Elston – The First Guest House

Ernest and Emma Dalton, two of the earliest settlers in the Montville area (then known as Razorback) purchased about fifteen acres south of the present town on which they built their home which became known as ‘Elston’.

Originally it was a one-storey building and possibly the first boarder there was the first Head Teacher of the new Montville State School, Emily Palmer of the famous literary family.  Miss Palmer was  headmistress from 1896-1902.  She later married Robert Bulcock Jnr of Caloundra and became a well-known poet and writer.

Fred Thompson, a builder and his family bought Elston in 1906, raised it into a two-story building, adding a kitchen, dining room, lounge  and their own and staff quarters on the ground floor.

Elston Guest House around 1930s from the collection of Edith Haupt nee Hayes

Elston Guest House

Elston Guest House around 1940s

At peak holiday times, it could accommodate fifty guests and was a major venue for convention groups, Masonic Lodge dinners (of which Fred was a founding member), and large holidaying families and other groups. A number of politicians and other well-known figures holidayed there in the old days, including an overnight stay by a Governor of Queensland.

It boasted many facilities in its heyday, both natural and man-made. At the rear of the property, along a lovely bush track, was an excellent creek with a beautiful waterfall and a swimming pool constructed out of local rock, complete with diving board.

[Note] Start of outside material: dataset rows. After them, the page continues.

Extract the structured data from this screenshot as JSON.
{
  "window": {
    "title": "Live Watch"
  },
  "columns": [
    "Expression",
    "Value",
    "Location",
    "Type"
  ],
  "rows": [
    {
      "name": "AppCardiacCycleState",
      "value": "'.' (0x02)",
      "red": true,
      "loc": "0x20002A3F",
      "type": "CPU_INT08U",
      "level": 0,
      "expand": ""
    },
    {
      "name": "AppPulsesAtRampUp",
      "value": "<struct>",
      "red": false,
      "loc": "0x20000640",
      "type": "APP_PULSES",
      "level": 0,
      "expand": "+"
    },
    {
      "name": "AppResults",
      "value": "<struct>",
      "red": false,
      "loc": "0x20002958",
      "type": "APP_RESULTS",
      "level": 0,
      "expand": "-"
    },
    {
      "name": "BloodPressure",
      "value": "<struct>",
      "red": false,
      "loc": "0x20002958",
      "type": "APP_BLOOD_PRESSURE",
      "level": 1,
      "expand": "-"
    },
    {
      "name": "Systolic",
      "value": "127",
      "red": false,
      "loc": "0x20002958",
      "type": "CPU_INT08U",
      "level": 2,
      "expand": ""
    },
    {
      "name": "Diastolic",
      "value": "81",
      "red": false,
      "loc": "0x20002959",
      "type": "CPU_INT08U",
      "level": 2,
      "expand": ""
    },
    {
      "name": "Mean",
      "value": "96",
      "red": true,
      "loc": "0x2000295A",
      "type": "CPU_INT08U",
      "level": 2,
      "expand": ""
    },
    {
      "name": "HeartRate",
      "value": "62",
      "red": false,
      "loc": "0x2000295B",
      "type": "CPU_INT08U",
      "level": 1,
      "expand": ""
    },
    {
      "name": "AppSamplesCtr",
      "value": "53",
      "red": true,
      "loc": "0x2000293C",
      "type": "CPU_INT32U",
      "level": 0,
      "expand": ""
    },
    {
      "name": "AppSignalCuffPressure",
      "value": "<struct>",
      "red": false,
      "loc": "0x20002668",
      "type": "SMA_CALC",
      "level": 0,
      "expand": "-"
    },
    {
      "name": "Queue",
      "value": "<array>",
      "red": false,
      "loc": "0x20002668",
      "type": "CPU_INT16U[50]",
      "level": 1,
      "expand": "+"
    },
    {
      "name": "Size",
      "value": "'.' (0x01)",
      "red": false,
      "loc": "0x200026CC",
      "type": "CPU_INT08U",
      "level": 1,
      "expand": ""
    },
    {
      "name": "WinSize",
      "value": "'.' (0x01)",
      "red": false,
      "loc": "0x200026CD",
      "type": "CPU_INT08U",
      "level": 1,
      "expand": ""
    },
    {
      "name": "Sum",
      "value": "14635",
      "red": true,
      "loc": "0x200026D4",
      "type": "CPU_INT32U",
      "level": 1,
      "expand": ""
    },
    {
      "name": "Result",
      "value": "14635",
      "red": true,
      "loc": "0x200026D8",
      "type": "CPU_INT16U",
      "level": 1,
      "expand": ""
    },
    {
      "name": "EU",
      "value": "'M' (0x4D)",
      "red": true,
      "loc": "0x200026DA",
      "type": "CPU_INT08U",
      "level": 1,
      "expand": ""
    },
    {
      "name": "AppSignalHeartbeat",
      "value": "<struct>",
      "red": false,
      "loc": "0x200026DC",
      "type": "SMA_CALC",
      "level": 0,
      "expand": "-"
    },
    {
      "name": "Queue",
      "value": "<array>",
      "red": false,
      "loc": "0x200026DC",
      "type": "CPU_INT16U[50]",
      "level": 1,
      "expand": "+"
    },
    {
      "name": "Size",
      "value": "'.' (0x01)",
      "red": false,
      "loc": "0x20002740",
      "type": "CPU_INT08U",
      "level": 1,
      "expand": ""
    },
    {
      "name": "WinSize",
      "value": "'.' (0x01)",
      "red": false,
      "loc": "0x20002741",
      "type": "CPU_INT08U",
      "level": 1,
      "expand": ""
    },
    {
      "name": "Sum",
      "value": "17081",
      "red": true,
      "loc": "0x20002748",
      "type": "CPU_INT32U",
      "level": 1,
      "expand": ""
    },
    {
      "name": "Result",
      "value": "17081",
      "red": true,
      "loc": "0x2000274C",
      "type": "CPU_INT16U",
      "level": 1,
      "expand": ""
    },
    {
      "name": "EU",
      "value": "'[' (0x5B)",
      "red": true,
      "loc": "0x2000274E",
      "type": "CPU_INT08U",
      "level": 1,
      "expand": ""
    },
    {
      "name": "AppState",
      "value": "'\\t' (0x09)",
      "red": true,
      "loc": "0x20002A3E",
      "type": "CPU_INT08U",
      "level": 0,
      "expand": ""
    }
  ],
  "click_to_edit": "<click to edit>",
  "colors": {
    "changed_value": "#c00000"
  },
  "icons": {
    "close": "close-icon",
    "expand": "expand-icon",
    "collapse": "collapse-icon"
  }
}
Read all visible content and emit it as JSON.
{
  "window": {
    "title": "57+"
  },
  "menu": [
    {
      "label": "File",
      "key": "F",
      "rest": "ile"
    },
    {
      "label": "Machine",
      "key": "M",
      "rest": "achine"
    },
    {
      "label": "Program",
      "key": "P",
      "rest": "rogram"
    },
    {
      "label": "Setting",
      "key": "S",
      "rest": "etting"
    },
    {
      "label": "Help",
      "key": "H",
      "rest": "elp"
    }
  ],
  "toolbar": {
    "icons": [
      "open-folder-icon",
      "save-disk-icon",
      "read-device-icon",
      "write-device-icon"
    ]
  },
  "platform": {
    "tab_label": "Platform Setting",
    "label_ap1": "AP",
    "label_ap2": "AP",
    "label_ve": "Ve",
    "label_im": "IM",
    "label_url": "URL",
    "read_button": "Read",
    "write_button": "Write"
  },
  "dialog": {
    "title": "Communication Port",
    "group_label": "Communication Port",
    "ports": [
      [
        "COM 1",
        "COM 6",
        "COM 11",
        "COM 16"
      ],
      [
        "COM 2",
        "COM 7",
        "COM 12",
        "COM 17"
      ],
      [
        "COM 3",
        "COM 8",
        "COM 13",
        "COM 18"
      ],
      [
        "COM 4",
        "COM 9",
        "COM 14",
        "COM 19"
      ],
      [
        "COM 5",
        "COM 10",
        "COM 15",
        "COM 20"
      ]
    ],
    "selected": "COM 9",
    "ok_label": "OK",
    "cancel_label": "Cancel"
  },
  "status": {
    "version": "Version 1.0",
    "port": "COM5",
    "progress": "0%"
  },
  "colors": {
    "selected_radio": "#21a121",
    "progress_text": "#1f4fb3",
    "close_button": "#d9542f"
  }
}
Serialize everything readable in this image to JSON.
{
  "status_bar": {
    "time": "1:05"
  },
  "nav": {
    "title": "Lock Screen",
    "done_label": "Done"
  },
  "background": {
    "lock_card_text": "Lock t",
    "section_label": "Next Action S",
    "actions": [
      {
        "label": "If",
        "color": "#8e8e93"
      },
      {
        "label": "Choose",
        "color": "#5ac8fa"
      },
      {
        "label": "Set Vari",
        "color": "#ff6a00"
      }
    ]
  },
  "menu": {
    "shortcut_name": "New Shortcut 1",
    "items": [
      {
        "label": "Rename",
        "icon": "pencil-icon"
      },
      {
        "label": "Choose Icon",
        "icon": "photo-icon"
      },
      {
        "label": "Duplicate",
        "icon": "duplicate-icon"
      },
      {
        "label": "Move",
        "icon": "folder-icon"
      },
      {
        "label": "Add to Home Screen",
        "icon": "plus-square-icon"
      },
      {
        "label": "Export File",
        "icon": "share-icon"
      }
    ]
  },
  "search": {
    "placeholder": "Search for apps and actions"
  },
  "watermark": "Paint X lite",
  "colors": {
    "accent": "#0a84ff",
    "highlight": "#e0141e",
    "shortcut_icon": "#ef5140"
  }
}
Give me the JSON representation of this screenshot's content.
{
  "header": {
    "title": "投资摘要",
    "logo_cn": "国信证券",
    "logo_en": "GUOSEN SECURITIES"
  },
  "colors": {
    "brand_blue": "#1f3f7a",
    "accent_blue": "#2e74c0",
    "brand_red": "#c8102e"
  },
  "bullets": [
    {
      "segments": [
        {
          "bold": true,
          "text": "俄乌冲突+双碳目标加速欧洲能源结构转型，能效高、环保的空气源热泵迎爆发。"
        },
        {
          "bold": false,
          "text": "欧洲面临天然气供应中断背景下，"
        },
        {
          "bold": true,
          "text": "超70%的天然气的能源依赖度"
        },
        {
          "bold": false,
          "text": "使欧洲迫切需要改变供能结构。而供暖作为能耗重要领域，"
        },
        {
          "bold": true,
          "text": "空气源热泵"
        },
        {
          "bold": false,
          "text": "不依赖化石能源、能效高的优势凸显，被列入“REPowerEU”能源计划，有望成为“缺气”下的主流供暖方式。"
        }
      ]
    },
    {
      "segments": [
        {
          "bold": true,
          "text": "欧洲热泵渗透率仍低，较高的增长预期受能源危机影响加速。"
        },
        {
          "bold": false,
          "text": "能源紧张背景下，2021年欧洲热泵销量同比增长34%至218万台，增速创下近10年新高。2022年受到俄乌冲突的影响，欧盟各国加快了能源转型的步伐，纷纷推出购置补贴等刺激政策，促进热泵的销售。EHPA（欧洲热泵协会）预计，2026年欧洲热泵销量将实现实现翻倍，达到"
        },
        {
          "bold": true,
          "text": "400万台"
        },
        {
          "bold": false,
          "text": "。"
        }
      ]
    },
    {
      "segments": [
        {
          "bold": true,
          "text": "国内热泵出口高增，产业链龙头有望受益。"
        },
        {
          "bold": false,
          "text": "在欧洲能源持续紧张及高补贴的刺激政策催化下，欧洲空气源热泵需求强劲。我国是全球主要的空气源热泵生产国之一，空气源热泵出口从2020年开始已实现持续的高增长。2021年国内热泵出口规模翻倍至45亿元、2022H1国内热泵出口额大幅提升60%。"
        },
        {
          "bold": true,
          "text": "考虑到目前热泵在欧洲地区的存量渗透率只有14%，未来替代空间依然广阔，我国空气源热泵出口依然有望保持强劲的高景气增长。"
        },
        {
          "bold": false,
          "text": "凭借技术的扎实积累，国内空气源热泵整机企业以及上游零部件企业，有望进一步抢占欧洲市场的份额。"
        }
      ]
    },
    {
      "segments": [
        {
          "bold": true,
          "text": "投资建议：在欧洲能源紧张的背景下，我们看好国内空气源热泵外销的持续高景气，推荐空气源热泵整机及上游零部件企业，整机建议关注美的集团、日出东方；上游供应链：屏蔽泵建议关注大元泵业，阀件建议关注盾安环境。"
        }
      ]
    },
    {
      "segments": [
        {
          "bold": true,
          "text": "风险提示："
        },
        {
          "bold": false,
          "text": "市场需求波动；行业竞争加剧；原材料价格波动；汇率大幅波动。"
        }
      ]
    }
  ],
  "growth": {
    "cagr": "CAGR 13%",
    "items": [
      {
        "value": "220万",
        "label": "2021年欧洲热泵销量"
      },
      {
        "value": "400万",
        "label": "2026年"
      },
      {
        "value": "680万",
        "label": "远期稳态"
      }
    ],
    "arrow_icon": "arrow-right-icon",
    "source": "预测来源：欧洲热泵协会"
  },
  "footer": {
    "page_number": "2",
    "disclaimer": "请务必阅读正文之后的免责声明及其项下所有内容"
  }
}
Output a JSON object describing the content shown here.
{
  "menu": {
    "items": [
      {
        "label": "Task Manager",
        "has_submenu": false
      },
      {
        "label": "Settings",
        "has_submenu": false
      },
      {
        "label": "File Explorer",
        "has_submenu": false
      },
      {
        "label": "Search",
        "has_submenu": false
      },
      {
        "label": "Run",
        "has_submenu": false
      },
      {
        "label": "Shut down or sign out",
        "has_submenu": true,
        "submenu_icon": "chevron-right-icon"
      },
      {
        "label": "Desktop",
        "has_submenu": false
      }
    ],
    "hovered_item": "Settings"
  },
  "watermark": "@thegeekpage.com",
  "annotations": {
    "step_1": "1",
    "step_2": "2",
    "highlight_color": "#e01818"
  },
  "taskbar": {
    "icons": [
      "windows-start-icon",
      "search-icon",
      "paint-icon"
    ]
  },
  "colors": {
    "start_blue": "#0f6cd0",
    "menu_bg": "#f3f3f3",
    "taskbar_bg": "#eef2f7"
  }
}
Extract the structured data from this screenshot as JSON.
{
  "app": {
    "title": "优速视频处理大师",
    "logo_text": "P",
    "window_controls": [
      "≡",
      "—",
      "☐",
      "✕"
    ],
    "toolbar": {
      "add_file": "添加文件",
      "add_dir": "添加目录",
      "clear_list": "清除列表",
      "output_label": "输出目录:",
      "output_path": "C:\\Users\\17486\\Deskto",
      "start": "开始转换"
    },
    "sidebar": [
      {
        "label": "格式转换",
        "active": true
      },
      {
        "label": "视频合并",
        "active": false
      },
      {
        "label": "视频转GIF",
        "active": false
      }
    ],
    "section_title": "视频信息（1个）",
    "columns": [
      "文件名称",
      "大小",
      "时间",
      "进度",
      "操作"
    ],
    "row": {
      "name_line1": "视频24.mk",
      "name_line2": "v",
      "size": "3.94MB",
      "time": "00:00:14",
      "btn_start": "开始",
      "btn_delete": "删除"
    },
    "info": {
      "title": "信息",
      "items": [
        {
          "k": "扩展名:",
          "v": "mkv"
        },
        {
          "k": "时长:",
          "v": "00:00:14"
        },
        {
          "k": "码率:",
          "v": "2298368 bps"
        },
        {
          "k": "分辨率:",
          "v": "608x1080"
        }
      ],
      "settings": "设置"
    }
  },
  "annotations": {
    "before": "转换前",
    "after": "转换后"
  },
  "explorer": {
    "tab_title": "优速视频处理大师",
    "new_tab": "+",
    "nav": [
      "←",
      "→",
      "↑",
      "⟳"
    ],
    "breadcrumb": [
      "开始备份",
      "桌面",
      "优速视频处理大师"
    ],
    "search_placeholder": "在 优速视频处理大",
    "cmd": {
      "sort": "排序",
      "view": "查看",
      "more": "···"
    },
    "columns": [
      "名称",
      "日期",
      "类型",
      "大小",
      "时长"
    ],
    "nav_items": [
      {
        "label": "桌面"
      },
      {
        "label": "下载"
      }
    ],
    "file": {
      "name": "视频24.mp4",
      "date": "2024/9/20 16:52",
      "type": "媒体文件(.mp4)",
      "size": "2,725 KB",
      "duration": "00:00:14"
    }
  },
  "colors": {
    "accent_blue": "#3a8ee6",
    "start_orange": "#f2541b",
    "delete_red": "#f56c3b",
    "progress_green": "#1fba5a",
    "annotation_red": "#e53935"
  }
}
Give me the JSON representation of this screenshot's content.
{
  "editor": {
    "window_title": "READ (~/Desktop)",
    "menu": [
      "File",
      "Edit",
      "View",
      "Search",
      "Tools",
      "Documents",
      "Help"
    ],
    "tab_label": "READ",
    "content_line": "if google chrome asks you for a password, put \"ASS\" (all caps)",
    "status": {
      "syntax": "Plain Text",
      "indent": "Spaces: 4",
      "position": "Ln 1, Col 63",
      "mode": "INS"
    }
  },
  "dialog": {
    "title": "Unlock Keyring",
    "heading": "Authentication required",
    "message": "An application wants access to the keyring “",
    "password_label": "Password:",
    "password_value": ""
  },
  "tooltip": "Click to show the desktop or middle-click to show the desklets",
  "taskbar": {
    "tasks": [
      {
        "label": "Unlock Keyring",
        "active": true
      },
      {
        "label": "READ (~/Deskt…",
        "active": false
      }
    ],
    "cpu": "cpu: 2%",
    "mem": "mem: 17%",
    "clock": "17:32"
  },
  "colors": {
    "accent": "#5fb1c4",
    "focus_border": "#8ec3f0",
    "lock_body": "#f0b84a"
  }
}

In front of the building, a first class, full length bowling green was built by Fred Thompson, a keen bowler. Fred maintained it was the first in Maroochy Shire, followed by Palmwoods Club. A tennis court was also added to the right of Elston, on a lower level, now covered in trees and garden and a small cottage. Horse riding, croquet, table tennis and bush walking completed the activities available and, together with unsurpassed views of the Coast, reportedly good food and comfortable accommodation made Elston a very desirable destination for over 50 years.

It was used during World War II for soldiers on Rest and Recreation when the doors were blacked out and special shades were used to cover the lights at night.

Elston has had a number of owners over the years – the Daltons, Thompsons, Wilsons, Crambs and Fentons. It was while it was owned by the Fentons in the 1950’s that it unfortunately burnt down, a victim of bushfire, and guests at the time were forced to jump from the verandahs as they became cut off from the stairs.

After the fire, most of the rubble from the once graceful old wooden building was bulldozed down the rear slope and into the rock pool, destroying all vestiges of what had once been a very popular and highly regarded guest house. One large old gatepost still remains, obscured in trees at the front of the present property and the bowling green had long disappeared under the bitumen road when it was put through.

Such a lot of history, many happy memories, but only a few tangible scraps remain.

edited version by Barbara Ramadge-Ross (from the Montville Gazette – June 1998)